Disk or tape devices take their profile from the DISK or TAPE template profile, respectively. Once the device is visible within a cluster, its profile, with any modifications, is retained across system restarts. Changes to the DISK or TAPE template profile after a device has its security profile do not apply to that device; therefore, it is necessary to reset the specific object profile by using the DCL command SET SECURITY (see “Modifying a Security Profile”).
Devices cloned from template devices
Devices cloned from template devices (for example, Ethernet devices) assume the security profile of the template device from which they are cloned. Template devices are loaded during the autoconfiguration process; at this time, their profile is taken from the profile template appropriate for the device.
Mailbox devices assume a modified version of the MAILBOX template profile. The system modifies the template so the UIC of the creating process becomes the owner and the protection code is set to the value of the promsk argument to the Create Mailbox ($CREMBX) system service (provided the value is nonzero).
To maintain compatibility with earlier versions of the operating system, the MAILBOX template has a protection code of 0 (allowing all access). Some applications may need a more restrictive default than the template provides. If you do choose to restrict mailbox access, be aware that the more restrictive access can cause applications to fail in ways that are difficult to diagnose.
Terminal devices assume a modified version of the TERMINAL template profile.
NOTE: In OpenVMS Version 7.2-1 and earlier, all pseudo-terminal (FT) device protection codes were set by the driver to (S:RWLP,O:RWLP,G,W). In OpenVMS Version 7.3 and later, only device FTA0 is set to this forced protection. This allows the system manager the option of modifying the FTA0 device protection later in the boot process. This new protection is inherited from FTA0 by any new FT devices created thereafter (as well as other settings originating from the SECURITY class DEVICE TERMINAL template profile, such as ACLs). A system manager can modify FTA0 manually, or change the SYSTARTUP_VMS.COM command procedure. For example:

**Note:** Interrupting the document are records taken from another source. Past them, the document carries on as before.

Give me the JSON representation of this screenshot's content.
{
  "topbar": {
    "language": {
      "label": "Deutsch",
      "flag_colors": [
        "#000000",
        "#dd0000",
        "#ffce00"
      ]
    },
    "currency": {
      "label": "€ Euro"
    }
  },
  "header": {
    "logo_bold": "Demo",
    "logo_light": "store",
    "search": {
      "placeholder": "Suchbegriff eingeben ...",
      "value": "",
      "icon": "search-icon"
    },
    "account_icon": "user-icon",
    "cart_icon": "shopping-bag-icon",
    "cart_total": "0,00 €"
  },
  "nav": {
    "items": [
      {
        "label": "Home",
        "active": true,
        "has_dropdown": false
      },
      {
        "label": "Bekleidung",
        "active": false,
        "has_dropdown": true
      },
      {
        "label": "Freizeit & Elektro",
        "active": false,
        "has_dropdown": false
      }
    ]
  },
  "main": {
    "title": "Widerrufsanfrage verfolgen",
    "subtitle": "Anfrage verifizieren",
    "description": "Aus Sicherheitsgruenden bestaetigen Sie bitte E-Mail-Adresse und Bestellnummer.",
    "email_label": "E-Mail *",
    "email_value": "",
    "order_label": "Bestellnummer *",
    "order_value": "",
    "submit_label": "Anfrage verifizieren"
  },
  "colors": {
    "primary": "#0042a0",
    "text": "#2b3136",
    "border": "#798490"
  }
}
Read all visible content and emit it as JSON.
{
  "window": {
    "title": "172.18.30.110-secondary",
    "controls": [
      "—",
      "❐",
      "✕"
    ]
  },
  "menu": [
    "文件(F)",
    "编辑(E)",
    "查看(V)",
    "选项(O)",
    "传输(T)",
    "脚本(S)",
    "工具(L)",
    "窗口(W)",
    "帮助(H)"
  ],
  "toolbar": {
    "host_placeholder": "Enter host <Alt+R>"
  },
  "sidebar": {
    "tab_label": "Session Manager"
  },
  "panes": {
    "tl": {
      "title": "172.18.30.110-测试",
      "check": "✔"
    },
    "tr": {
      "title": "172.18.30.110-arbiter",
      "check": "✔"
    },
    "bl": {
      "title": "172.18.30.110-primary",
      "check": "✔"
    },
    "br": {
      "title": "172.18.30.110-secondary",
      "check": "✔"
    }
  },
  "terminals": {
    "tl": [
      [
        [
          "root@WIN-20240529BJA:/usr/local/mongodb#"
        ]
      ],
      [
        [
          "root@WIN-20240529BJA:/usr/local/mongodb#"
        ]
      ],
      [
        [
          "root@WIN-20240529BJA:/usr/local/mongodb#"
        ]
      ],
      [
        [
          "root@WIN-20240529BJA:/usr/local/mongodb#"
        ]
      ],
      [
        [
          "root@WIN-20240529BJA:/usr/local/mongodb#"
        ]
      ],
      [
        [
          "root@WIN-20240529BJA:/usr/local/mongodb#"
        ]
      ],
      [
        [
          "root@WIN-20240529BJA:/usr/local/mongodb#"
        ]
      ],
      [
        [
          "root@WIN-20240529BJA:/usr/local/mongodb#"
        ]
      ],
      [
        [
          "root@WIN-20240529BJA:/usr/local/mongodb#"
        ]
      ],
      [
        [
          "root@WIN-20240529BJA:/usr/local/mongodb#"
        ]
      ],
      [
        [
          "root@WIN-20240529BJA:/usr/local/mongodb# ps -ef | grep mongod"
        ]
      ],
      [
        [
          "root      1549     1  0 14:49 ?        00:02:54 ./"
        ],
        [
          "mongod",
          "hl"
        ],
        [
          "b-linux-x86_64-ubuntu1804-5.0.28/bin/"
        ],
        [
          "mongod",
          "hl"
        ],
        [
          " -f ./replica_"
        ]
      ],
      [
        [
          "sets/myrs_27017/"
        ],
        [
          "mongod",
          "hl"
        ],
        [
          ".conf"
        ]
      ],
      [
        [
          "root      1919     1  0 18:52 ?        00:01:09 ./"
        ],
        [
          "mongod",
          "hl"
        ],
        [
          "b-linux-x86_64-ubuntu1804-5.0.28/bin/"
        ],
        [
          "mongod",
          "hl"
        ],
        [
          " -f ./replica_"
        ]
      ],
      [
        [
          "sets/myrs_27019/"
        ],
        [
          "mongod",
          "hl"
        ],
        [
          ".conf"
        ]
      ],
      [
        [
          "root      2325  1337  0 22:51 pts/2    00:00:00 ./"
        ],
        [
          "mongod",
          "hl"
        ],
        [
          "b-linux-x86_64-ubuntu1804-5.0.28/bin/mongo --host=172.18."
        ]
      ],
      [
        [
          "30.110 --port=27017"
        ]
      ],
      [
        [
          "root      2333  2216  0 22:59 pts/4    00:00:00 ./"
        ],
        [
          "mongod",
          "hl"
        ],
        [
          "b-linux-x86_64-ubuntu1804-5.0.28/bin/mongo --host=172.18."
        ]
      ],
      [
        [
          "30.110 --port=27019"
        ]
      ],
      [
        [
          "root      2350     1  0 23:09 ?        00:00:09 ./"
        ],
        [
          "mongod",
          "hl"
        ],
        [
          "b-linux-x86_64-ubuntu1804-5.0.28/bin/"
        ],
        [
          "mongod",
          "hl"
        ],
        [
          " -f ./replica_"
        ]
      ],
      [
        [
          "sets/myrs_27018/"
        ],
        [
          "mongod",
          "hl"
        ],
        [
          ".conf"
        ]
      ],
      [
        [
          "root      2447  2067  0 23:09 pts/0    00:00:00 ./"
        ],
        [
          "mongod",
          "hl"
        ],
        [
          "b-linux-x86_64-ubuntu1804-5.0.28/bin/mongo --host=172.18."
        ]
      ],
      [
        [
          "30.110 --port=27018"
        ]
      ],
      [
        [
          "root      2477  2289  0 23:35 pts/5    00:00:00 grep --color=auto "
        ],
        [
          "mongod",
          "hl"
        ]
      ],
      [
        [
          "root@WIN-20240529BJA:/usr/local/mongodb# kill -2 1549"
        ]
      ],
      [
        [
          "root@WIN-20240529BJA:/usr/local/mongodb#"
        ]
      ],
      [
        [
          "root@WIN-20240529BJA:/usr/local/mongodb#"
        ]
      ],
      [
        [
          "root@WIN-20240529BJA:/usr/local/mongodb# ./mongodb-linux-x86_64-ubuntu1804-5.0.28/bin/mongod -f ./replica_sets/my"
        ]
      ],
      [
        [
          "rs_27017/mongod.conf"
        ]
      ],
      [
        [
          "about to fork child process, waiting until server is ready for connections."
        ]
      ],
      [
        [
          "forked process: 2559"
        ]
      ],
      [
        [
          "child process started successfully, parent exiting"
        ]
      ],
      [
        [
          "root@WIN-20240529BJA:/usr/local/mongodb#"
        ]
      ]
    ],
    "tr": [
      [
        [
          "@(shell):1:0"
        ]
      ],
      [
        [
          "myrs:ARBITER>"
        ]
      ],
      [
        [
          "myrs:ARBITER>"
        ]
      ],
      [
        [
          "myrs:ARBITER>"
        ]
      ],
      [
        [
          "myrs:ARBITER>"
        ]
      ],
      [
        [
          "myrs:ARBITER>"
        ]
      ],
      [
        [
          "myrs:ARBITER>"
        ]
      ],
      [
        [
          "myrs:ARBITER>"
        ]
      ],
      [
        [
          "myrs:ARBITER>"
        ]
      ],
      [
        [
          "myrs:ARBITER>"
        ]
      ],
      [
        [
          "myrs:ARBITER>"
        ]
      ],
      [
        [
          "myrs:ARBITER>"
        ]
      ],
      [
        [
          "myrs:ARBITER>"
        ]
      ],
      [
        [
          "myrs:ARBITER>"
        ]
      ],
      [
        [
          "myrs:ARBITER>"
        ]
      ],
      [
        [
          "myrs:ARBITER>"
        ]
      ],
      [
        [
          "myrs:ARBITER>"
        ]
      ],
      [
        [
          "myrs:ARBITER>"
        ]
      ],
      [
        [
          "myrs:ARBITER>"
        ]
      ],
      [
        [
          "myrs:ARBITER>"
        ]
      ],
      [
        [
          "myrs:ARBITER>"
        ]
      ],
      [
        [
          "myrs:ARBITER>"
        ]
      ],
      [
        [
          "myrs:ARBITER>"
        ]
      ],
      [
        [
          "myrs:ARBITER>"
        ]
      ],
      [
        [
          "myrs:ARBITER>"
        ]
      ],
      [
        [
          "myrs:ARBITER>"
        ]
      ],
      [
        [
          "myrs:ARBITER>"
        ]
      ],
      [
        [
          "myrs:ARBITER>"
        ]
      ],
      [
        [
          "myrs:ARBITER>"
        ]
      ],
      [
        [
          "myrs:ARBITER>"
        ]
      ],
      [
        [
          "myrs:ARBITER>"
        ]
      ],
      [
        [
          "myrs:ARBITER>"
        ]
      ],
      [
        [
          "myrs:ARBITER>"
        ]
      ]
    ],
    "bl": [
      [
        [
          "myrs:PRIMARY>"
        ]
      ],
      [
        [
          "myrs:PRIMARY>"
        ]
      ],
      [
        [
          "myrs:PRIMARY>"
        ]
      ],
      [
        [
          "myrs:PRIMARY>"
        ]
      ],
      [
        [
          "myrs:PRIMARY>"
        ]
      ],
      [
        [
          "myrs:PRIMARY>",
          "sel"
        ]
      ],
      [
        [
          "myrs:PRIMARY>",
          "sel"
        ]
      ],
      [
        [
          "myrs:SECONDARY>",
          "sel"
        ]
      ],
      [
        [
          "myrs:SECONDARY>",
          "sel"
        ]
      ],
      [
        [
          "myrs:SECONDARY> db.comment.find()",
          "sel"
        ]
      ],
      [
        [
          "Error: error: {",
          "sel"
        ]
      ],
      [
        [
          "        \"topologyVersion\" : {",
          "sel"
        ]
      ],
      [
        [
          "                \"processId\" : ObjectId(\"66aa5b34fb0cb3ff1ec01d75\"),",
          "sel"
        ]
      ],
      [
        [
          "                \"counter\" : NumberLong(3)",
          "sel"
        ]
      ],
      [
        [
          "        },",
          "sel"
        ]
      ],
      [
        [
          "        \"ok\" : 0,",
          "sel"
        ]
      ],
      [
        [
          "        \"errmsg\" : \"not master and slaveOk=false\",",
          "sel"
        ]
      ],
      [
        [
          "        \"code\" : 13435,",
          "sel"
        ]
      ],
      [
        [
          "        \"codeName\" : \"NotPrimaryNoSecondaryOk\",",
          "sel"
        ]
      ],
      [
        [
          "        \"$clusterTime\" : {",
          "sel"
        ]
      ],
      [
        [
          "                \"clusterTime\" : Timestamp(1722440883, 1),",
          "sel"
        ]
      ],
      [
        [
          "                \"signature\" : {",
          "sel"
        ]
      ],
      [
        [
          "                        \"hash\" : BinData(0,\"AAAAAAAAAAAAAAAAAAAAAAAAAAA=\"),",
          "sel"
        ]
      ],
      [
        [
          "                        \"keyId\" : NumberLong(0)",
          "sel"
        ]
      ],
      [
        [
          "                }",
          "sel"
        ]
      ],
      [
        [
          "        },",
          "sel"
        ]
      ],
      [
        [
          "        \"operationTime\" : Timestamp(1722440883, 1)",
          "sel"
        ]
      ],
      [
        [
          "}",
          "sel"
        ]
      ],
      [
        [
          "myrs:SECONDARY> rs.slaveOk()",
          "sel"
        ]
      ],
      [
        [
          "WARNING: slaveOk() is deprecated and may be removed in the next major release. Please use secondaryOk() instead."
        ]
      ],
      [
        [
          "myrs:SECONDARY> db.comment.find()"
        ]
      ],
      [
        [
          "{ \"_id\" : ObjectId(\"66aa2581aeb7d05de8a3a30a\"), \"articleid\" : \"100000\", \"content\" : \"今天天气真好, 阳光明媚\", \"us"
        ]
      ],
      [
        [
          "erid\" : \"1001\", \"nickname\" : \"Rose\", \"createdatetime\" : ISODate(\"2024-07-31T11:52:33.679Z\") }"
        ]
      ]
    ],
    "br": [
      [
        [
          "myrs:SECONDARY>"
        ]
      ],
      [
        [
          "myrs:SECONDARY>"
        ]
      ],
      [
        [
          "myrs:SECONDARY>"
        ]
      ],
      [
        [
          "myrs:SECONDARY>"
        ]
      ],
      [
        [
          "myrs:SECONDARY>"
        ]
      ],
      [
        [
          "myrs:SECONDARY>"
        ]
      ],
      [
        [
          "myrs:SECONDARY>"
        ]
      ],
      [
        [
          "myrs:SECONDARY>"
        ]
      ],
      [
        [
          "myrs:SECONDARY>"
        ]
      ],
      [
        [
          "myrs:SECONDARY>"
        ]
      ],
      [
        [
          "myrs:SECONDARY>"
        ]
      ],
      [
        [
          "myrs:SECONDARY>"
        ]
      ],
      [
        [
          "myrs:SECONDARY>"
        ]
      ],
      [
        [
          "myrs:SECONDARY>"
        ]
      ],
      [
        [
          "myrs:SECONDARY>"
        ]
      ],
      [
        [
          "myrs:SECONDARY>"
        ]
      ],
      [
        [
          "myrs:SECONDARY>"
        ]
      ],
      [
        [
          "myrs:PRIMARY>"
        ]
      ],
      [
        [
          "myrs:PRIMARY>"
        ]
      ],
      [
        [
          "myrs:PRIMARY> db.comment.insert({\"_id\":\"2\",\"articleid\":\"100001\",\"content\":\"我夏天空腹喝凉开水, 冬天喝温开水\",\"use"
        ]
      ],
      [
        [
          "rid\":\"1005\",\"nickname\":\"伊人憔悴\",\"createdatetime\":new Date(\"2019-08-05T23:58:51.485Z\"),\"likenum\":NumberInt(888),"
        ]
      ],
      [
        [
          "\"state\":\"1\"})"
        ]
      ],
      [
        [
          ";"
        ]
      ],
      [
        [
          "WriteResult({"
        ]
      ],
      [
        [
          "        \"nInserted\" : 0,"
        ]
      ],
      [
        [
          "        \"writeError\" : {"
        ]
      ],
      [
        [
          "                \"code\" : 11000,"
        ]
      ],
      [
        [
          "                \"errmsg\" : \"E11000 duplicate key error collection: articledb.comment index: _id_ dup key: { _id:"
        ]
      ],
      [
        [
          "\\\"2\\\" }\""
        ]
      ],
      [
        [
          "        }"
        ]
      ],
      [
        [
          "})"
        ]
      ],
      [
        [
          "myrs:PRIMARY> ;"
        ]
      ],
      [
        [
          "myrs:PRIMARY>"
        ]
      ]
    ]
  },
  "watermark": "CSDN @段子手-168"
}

$ SET SECURITY/CLASS=DEVICE - _$ /PROTECTION=(S:RWLP,O:RWLP,G:RW,W:R) FTA0:
If the device protection for FTA0 is left unmodified, the behavior is unchanged from versions of OpenVMS prior to Version 7.3. That behavior is that all terminals except FT pseudo-terminal devices inherit their device protection and other security characteristics from the TERMINAL template profile. All FTA pseudo-terminal devices inherit their protection from FTA0, which by default is set to (S:RWLP,O:RWLP,G,W). Other settings, such as ACLs, are inherited from the TERMINAL template profile. This ensures compatibility with existing applications.
When a user logs in on a terminal, the operating system modifies the profile so the owner becomes the UIC of the process logging in to the terminal. The original security profile for the terminal is restored when the user logs out.
All logical or physical I/O to a spooled device requires privilege.
The LOG_IO privilege allows the user's process to execute the Queue I/O Request ($QIO) system service to perform logical-level I/O operations. LOG_IO privilege is also required for certain device-control functions, such as setting permanent terminal elements.
The PHY_IO privilege allows the user's process to execute the Queue I/O Request ($QIO) system service to perform physical-level I/O operations. The PHY_IO privilege also grants LOG_IO privilege.
To create a permanent mailbox or mark it for deletion requires PRMMBX privilege.
Kinds of auditing performed
The following types of events can be audited, provided the security administrator enables auditing for the appropriate event class:
|Event audited||When audit occurs|
|Access||For nonshareable devices, when the process calls $ASSIGN; for a shareable device, when the process calls $QIO|
|Creation||When a process creates a virtual device like a mailbox|
|Deletion||When a process deletes a virtual device like a mailbox|
Permanence of the object
The profile of clusterwide disks and tapes is stored in the object database VMS$OBJECTS.DAT, but other object profiles have to be reset each time the system starts up.